At 10am, riders were led by a pipe band along Fort William High Street, some of us still blissfully unaware of what awaited us. The throng of riders soon separated themselves out on the 7km climb up the Lundavra Road with those opting to race the circuit on short travel xc bikes sprinting away from those on bigger travel bikes who hoped to make up their time lost on the overall by smashing the descents. There were also tonnes of folk riding bikes in between including me on a Cannondale Jekyll which felt like the brutish big brother of the Flash 29er I had been racing on all season.
The Jekyll and I nearly fell out on the Lundavra Road but as soon as we began our swooping descent along the West Highland Way to the start of Stage 1, we had forgiven each other completely. I dibbed for Stage 1 and began to nail it to Kinlochleven. It was all going well until I sank my front wheel in a bog and sailed over the bars. With some time lost, I got back into the rhythm of things enjoying the Jekylls ability to soak up the rough ground and it’s forgiveness when my pumped arms could no longer instigate the bunny hops over the cross drains. 4 mins felt a long time.
At the bottom I dibbed out and began the climb up to the lochan completely failing to dib in at the next stage station and not realising until I got to the dib out point 3km uphill later. The views across the loch as I rode the flowing road into the valley below encouraged me to let my mistake go and enjoy the view and that this wasn’t a race. But old habits die hard!
After the river crossing and some patchy single track to the bottom of Stage 3 things were starting to smart a bit. I dug some jelly babies out of my pocket that more resembled slugs after my bog snorkelling on Stage 1 and shovelled them in gratefully.
Stage 3 was type 2 fun (that’s the sort that is hell at the time but great retrospectively). Over 100 vertical metres carrying a Cannondale Jekyll is a character building affair. I emerged over the bealach a better but broken person.
The descent was awesome though! Loose rocks, multiple lines, drops, jumps and a fast flowing land rover track ending in another river crossing to the dib out and mirage of a bothy with a BBQ and home baking. After I ascertained I wasn’t hallucinating (I did this by sampling all I was offered.
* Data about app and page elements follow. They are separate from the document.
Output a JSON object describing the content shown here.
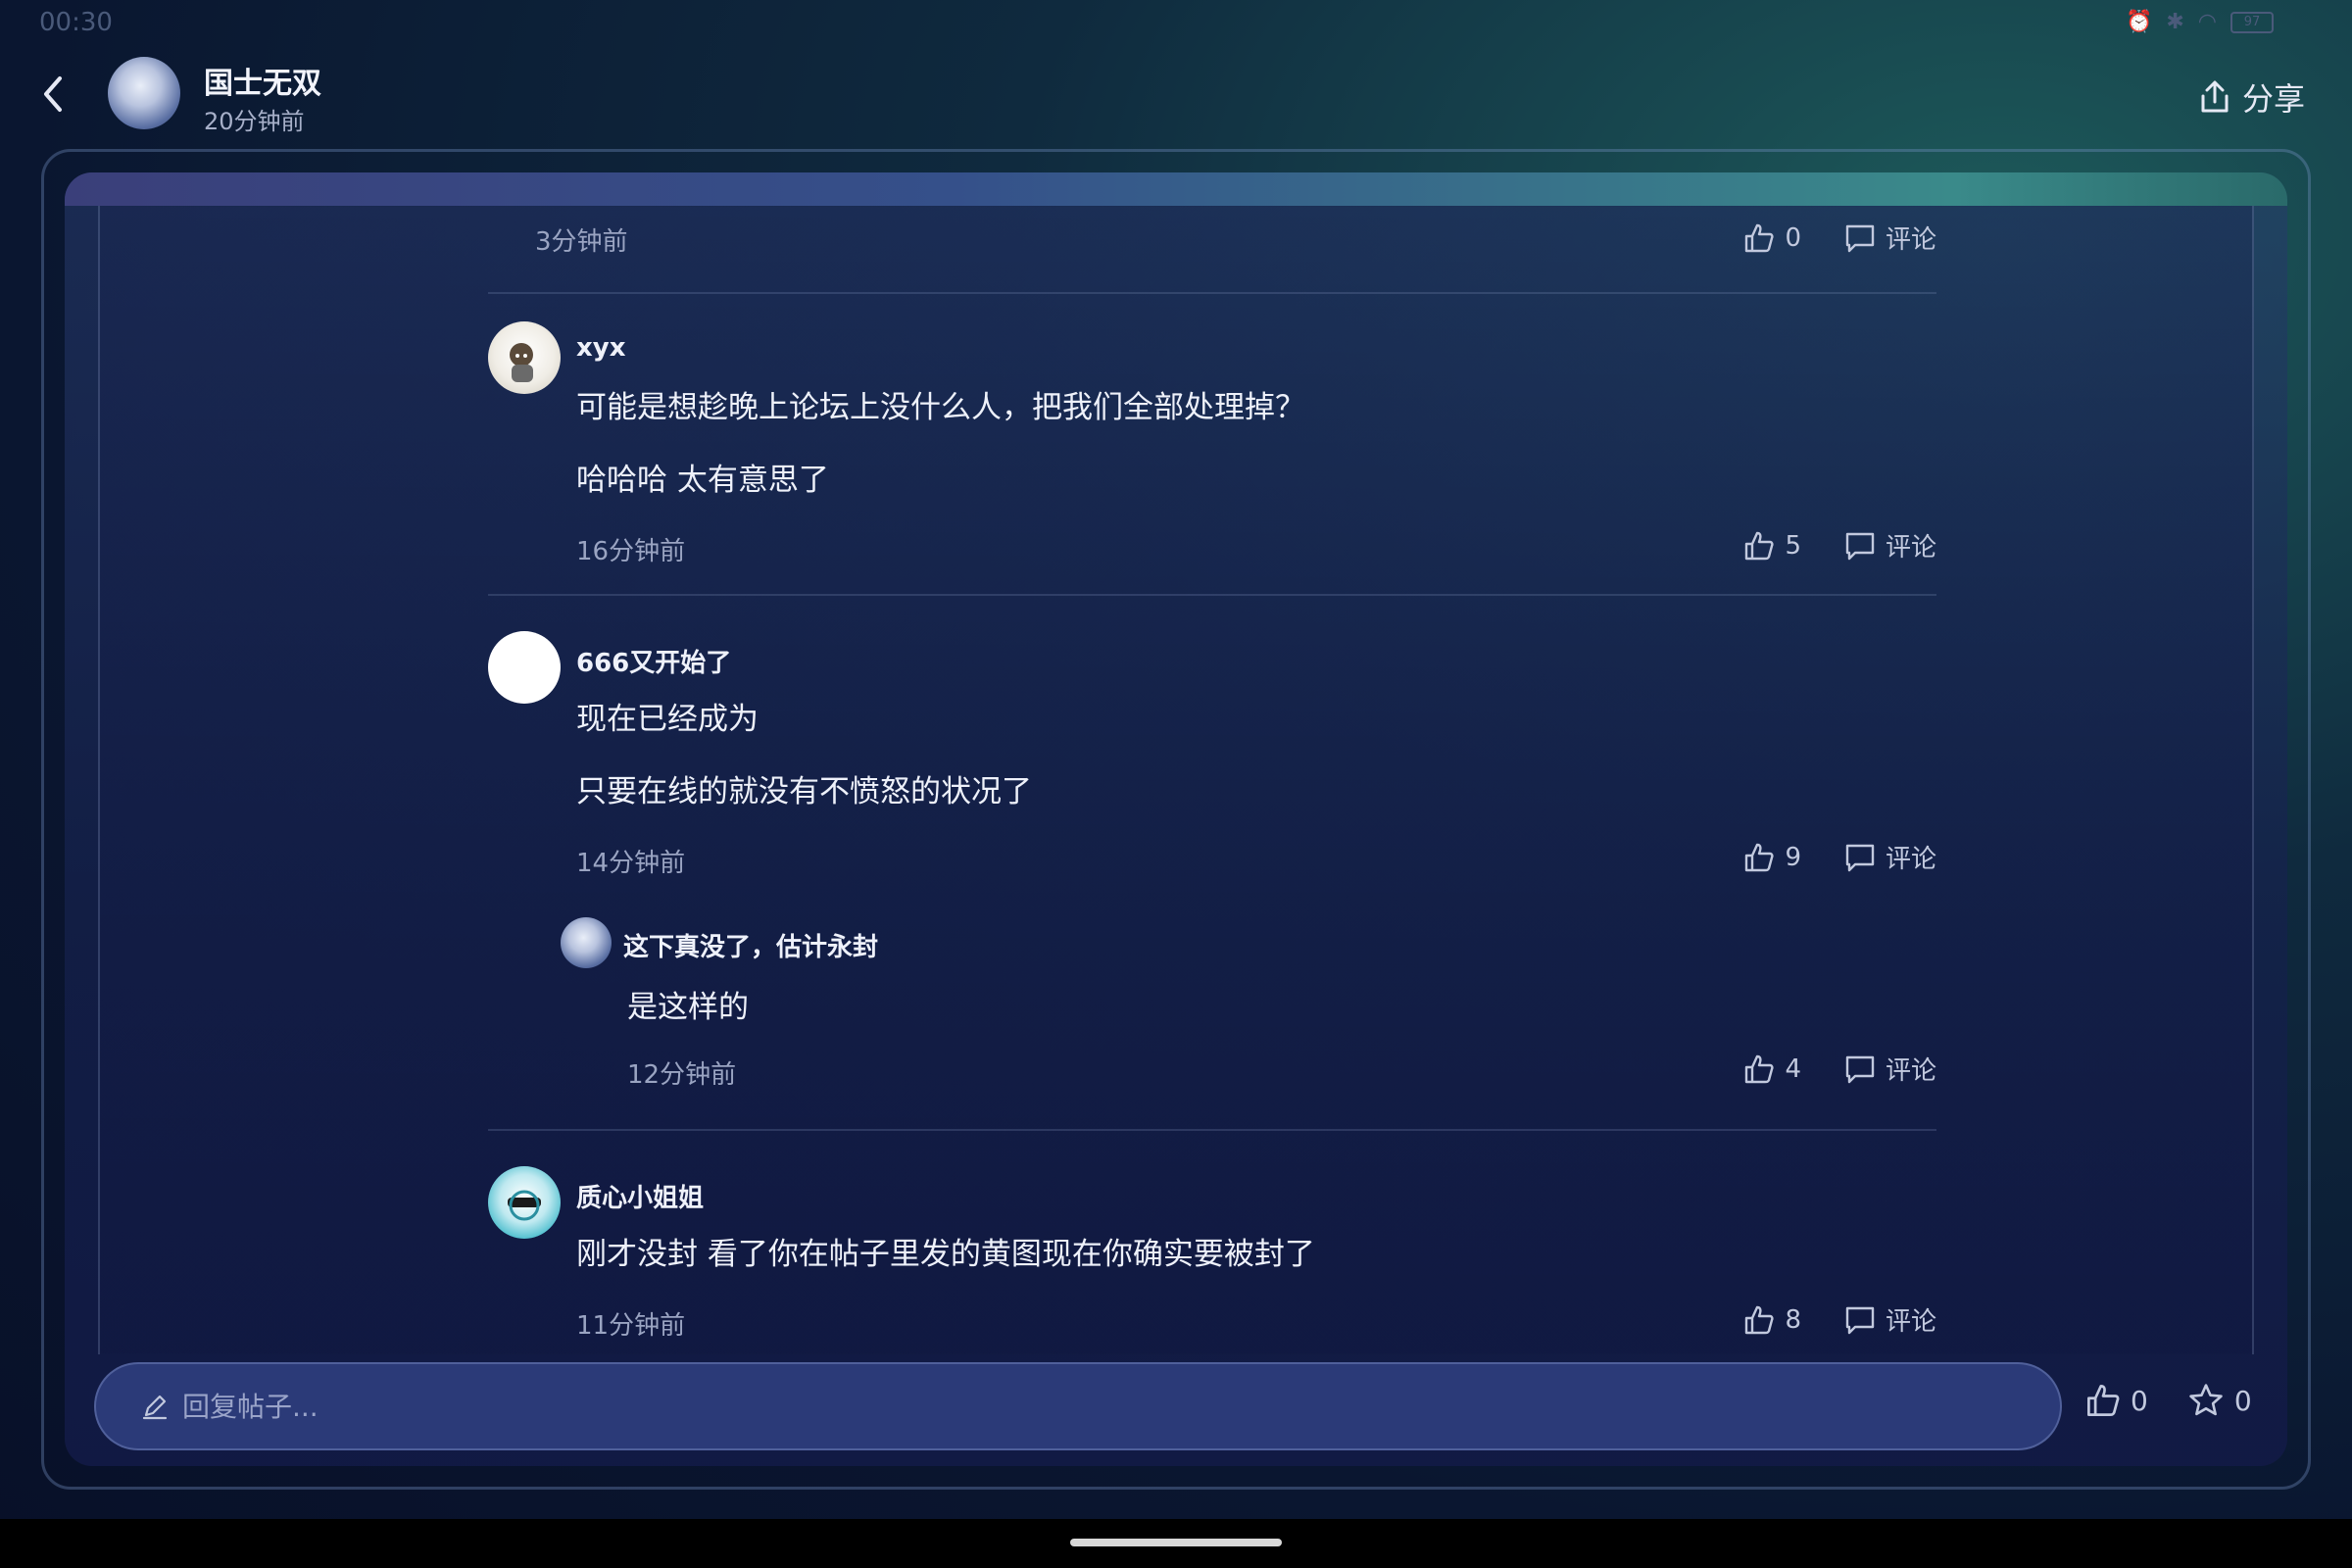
{
  "status_bar": {
    "time": "00:30",
    "battery": "97"
  },
  "header": {
    "author_name": "国士无双",
    "author_time": "20分钟前",
    "share_label": "分享"
  },
  "comments": [
    {
      "id": "c0",
      "time": "3分钟前",
      "likes": "0",
      "comment_label": "评论"
    },
    {
      "id": "c1",
      "name": "xyx",
      "lines": [
        "可能是想趁晚上论坛上没什么人，把我们全部处理掉？",
        "哈哈哈   太有意思了"
      ],
      "time": "16分钟前",
      "likes": "5",
      "comment_label": "评论"
    },
    {
      "id": "c2",
      "name": "666又开始了",
      "lines": [
        "现在已经成为",
        "只要在线的就没有不愤怒的状况了"
      ],
      "time": "14分钟前",
      "likes": "9",
      "comment_label": "评论"
    },
    {
      "id": "c3",
      "name": "这下真没了，估计永封",
      "lines": [
        "是这样的"
      ],
      "time": "12分钟前",
      "likes": "4",
      "comment_label": "评论"
    },
    {
      "id": "c4",
      "name": "质心小姐姐",
      "lines": [
        "刚才没封  看了你在帖子里发的黄图现在你确实要被封了"
      ],
      "time": "11分钟前",
      "likes": "8",
      "comment_label": "评论"
    }
  ],
  "reply_bar": {
    "placeholder": "回复帖子..."
  },
  "bottom_actions": {
    "like_count": "0",
    "favorite_count": "0"
  },
  "icons": [
    "back-icon",
    "share-icon",
    "thumbs-up-icon",
    "comment-icon",
    "pencil-icon",
    "star-icon"
  ],
  "colors": {
    "background": "#0a1630",
    "card": "#1a2656",
    "reply_bar": "#2b3a78",
    "text": "#eef1fa",
    "muted": "#9aa4c2"
  }
}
What else could I do?) I spotted a friend sporting a similar crazed look and long stare and decided we were probably in an equally wasted state to ride the rest of the event together. We set off down the Lairig Leachan together quickly finding flow and basking in the watery eyed speed we had earned. This section made all the pain disappear and fun became of the type 1 variety again.
It didn’t last. The dragging fire road back through the Leanachan Forest took everything I had left in my wobbly legs and Dave and I rode in slow motion to the start of the final stage.
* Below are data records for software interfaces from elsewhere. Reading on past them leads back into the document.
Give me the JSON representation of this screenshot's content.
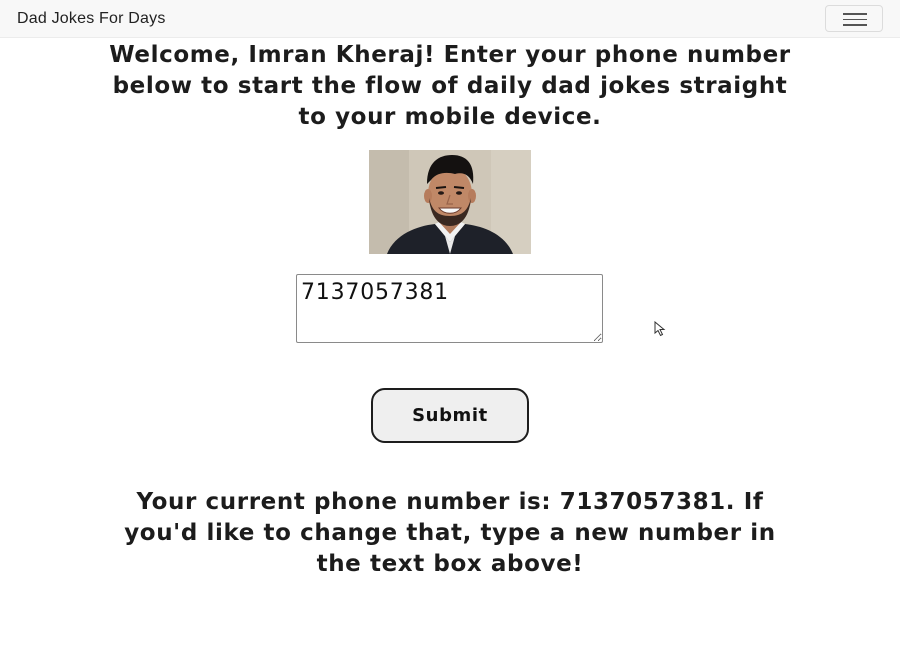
{
  "navbar": {
    "brand": "Dad Jokes For Days",
    "menu_icon": "hamburger-menu-icon"
  },
  "main": {
    "welcome_text": "Welcome, Imran Kheraj! Enter your phone number below to start the flow of daily dad jokes straight to your mobile device.",
    "profile_image": "profile-photo",
    "phone_input_value": "7137057381",
    "submit_label": "Submit",
    "current_number_text": "Your current phone number is: 7137057381. If you'd like to change that, type a new number in the text box above!"
  },
  "colors": {
    "navbar_bg": "#f8f8f8",
    "text": "#1c1c1c",
    "button_bg": "#efefef"
  }
}
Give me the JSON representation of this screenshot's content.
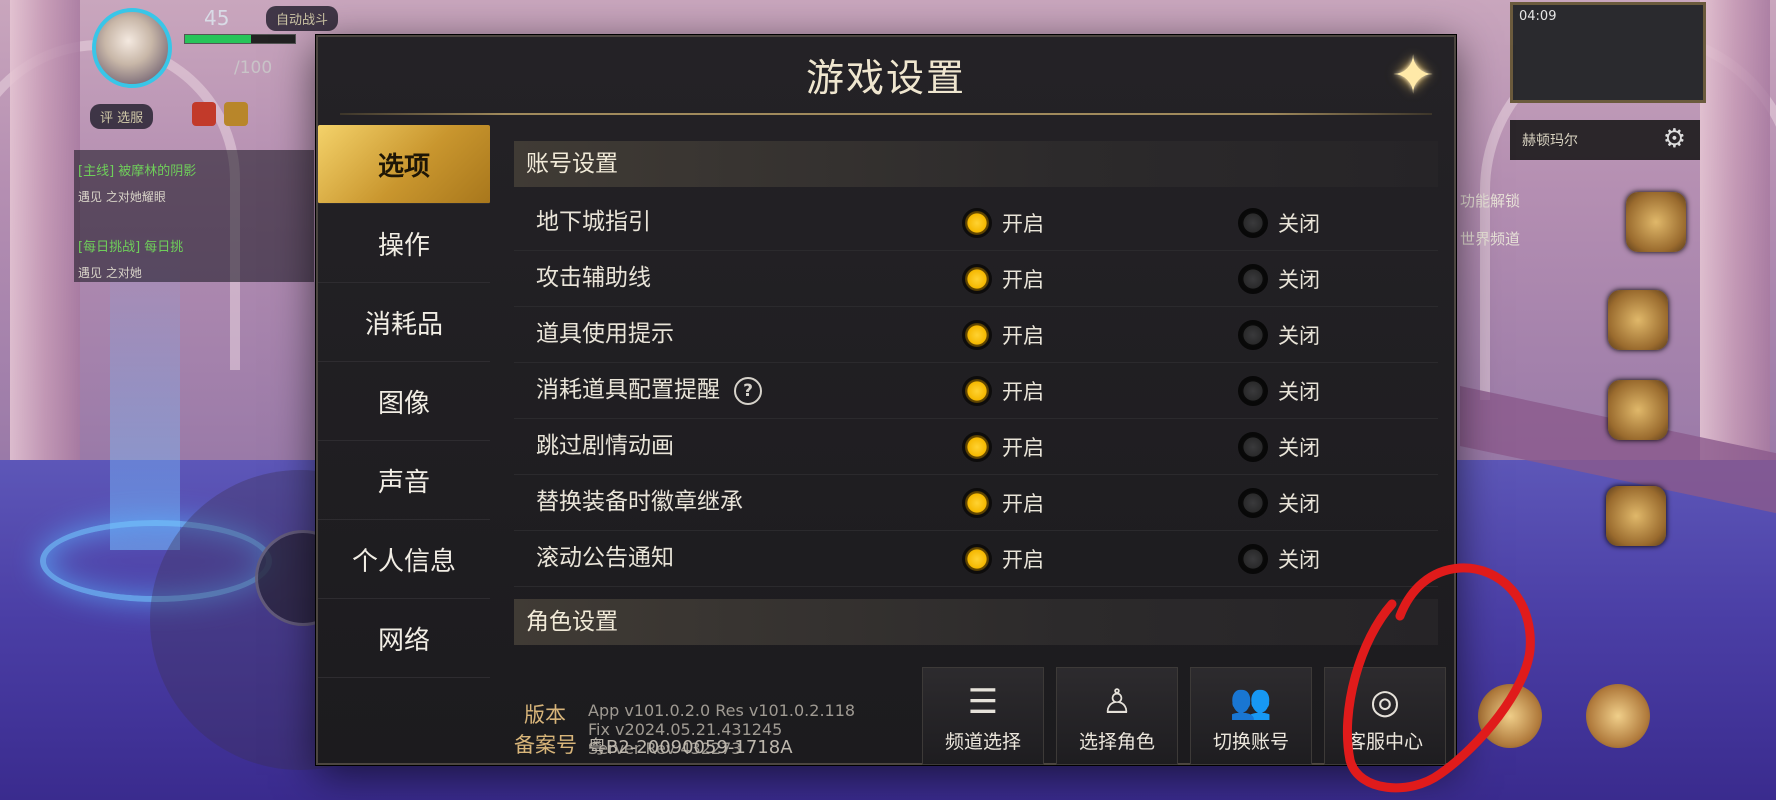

Stage 5 was Blue Crane on the Witches Trails at Anoch Mor that I have raced on many times over the years. However I don’t think I have ever gone into this technical downhill section more ragged before. It was through a combination of luck, muscle memory and a good bike that I got down the last descent and in pretty good time making the cock up on Stage 2 all the harder to bear. But at this point in the day, after over 4 hours of hard riding, my mistake had lost its edge and I was happy just to spin out along the cycle path to the final dib out at the Distillery.
I was the first woman home in 4 hours 26mins. I ate a pie as big as my head from the local butcher, the best I have ever tasted then hoofed it down the road to a friend’s ceilidh in Killen in the hope I could pretend I had been there all day. On arrival I was asked to do a strip the willow. Karma.
The first rider home was my coach at Scottish Cycling, Paul Newnham in a cracking time of 3 hours and 31 mins who took the win overall by also remembering to dib every stage!
The remarkable Helen Gaskill took the overall win in the women’s category.
The last stoic rider home took 8hours and 34 mins which deserves a prize in its own right.